§ EXERCISE INSTRUCTIONS: Among the lines below, which ones contain the word "icon"? Copy every such line.

§ RECORDS FOR THE TASK:
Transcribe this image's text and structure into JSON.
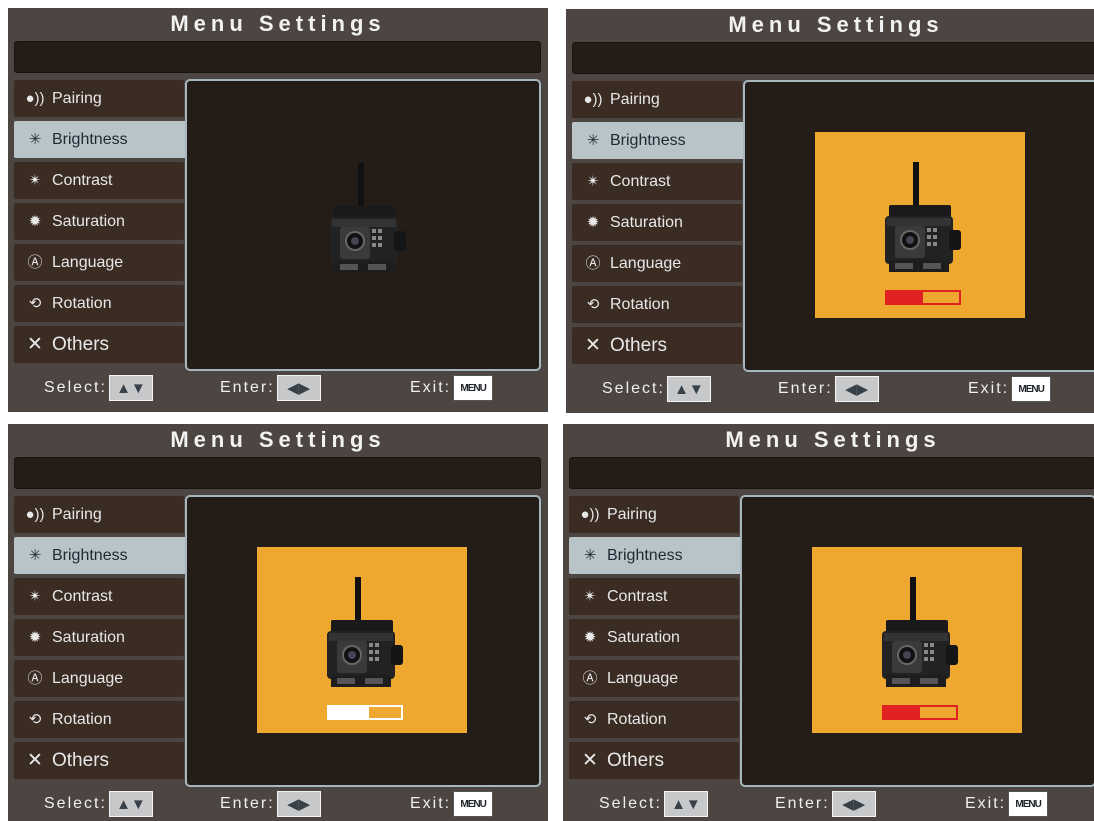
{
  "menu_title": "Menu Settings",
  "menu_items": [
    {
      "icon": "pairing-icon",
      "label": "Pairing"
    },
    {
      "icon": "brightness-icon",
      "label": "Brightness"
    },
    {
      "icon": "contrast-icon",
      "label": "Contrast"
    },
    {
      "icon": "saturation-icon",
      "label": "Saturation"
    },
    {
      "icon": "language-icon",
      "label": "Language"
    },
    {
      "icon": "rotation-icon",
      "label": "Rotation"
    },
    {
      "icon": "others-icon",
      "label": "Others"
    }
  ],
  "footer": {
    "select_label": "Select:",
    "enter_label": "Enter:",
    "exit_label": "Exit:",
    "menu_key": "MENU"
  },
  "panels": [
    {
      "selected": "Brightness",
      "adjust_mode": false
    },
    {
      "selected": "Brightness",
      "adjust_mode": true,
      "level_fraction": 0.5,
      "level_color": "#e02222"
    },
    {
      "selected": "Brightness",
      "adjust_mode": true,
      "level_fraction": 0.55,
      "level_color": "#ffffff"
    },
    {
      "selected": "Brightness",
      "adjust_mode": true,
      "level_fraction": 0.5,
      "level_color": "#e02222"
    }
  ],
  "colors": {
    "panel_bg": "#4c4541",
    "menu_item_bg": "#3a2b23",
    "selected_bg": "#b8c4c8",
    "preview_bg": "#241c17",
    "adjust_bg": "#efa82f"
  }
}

§ EXERCISE OUTPUT:
      "icon": "pairing-icon",
      "icon": "brightness-icon",
      "icon": "contrast-icon",
      "icon": "saturation-icon",
      "icon": "language-icon",
      "icon": "rotation-icon",
      "icon": "others-icon",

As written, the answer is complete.